This article, below, is about the public mass transit system in San Francisco. It's in deplorable shape. It's also been grossly mismanaged. Please feel free to generalize from this 'N of 1,' as researchers say, to many of the transit operations in the Bay Area, in California, and in the United States.
Most of them, to varying degrees, are severely under-funded, struggling to stay afloat, way behind in their maintenance and repair schedules, and providing lousy service. We also know of others in the Bay Area like Muni with excessive pay schedules that warrant a good house-cleaning of the executive teams.
My point here is that these deficiencies persist because of highly misconceived efforts to pour funding into something entirely different and irrelevant; high-speed rail. How is it possible that there can be that much energy for a highly problematic, super-expensive project of questionable value, and at the same time we have no problem ignoring the urban and regional mass transit services that we absolutely depend upon?
What is the point of connecting major cities and travelling at great speed between them, so that, upon arrival, there is no adequate transit service to take us where we intended to go in the first place?

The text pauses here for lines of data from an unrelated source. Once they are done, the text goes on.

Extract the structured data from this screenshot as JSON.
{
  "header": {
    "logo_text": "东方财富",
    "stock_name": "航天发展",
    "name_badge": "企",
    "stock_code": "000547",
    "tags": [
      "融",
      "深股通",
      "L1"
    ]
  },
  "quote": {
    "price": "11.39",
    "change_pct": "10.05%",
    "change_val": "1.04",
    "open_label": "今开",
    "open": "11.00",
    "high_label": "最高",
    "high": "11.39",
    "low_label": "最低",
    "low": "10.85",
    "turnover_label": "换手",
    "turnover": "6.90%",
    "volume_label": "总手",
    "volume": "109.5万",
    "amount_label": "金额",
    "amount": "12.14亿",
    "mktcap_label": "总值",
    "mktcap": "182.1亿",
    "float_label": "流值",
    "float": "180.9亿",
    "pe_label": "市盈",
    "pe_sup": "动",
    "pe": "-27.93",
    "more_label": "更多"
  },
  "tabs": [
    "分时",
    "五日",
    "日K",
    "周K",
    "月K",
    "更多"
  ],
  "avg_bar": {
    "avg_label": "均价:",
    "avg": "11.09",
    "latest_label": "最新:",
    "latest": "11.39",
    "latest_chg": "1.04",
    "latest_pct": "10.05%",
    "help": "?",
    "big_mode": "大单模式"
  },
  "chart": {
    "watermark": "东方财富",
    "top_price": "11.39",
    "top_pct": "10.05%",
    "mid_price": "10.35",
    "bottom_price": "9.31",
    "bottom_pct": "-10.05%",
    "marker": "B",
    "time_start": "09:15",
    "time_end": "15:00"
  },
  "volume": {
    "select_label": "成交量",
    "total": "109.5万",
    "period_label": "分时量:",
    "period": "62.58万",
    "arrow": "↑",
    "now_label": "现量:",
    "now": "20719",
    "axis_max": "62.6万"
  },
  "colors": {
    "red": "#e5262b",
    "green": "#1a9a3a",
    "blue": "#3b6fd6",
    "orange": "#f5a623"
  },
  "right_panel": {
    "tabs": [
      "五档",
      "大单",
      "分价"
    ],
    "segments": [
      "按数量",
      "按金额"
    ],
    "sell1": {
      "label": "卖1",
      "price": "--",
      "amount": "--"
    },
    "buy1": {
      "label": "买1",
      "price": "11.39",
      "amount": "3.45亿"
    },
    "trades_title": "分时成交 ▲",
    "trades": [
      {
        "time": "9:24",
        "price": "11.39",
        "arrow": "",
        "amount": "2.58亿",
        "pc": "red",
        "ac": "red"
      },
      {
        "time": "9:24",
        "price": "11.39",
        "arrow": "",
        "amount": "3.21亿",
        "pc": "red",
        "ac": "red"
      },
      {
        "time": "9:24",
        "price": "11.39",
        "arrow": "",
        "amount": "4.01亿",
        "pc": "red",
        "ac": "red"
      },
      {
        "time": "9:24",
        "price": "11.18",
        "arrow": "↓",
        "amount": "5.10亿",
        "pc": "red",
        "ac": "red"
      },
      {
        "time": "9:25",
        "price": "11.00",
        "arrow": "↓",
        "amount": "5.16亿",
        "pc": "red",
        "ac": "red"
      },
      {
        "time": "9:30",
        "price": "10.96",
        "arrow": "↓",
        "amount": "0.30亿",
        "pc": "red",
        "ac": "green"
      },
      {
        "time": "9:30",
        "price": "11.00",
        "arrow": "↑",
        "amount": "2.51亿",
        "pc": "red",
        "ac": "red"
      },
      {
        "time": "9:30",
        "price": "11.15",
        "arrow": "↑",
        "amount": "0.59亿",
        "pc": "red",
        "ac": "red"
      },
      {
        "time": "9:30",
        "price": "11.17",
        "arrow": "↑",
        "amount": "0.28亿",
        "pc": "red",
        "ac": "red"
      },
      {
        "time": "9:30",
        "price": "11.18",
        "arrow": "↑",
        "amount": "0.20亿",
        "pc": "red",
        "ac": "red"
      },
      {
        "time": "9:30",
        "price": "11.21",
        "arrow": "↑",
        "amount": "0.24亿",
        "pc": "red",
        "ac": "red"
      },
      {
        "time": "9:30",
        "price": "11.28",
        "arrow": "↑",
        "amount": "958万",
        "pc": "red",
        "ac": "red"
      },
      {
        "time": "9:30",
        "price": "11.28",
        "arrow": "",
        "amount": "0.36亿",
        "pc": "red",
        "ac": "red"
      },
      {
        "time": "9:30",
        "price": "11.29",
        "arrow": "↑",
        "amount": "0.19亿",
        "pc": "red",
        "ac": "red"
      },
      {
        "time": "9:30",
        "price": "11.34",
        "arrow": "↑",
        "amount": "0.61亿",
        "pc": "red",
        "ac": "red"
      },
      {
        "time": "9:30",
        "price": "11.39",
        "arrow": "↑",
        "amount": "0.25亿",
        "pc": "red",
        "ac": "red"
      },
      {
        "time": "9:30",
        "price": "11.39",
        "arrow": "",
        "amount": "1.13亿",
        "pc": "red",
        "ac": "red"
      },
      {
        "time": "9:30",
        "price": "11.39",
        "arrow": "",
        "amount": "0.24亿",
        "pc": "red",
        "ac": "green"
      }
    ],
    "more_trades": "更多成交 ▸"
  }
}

Where are those traffic congested streets, roads and highways? Not out in the hinterland of the Central Valley. They are within and around the Bay Area, especially around commute times. That's the problem. Wouldn't common sense tell you that's what ought to be fixed first?
Wouldn't you think that President Obama, a city boy from Chicago, would direct the Department of Transportation to draw up plans for repairing and maintaining the Nation's urban and regional transit as the highest priority? Isn't this the promise of everything the Democrats can hope for; that is, opportunities for the unemployed, and investments in our failing economy within our major urban population centers?
I have to ask, where did this cockamamie high-speed rail budget buster come from? Apparently out of the blue. Or the absurd envy of rail-dependent nations in Europe and Asia. Of all the things in this horrendous economy we don't need, it's this HSR obsession, and it comes to us at the expense of what we really need, fixing our existing transportation infrastructure, which is broken. Abandoning broken toys and lusting for an even more expensive new one. . . . Isn't that a definition of a spoiled brat?
Muni Chief Brags of "National Reputation"
By MATT BAUME
Updated 5:00 PM PST, Fri, Feb 25, 2011
Track defects, deteriorating rail, train control breakdowns, sluggish response times, and a refusal to talk to regulators: all in a day's work for Muni.
A new report by the California Public Utilities Commission slams the self-described "transit agency" over repeated safety violations. Nearly two dozen inspections revealed numerous violations over the last year and a half, according to the Gate.
Muni officials, for their part, say that the problems are all fixed. It's up to you whether or not to take them at their word.
San Francisco's 145,000 daily subway passengers may be dismayed to read some of the accusations, which include terms like "resulting in unsafe operations and endangering Muni passengers."
But Muni's CEO, Nathaniel Ford, may not have to concern himself about such problems for much longer. Ford is currently in the running to jump to a new job, where he would run DC's airport transportation system.
As the SF Appeal points out, leaving Muni would allow him to eliminate his personal tax woes, which include state and federal liens, by cashing in his deferred compensation and vacation time. Ford is currently the highest-paid city employee in San Francisco, making more than even the Mayor.
Of particular concern: Duboce and Church, which is riddled with defects according to the SF Biz Times. A train control system is never switched on in one tunnel. Electrical cables rub up against "switch rods" near another tunnel. Citations from 2008 still haven't been fixed.
In addition, Muni has failed to file mandatory accident reports.
In several weeks, a judge will decide whether to issue fines for the infractions.
Meanwhile, Nat Ford has been bragging that the DC airport recruiters sought him out for the job, saying, "I have a national reputation." Yes you do, Mr. Ford, and it's well-deserved.
Copyright NBC Local Media
First Published: Feb 25, 2011 4:37 PM PST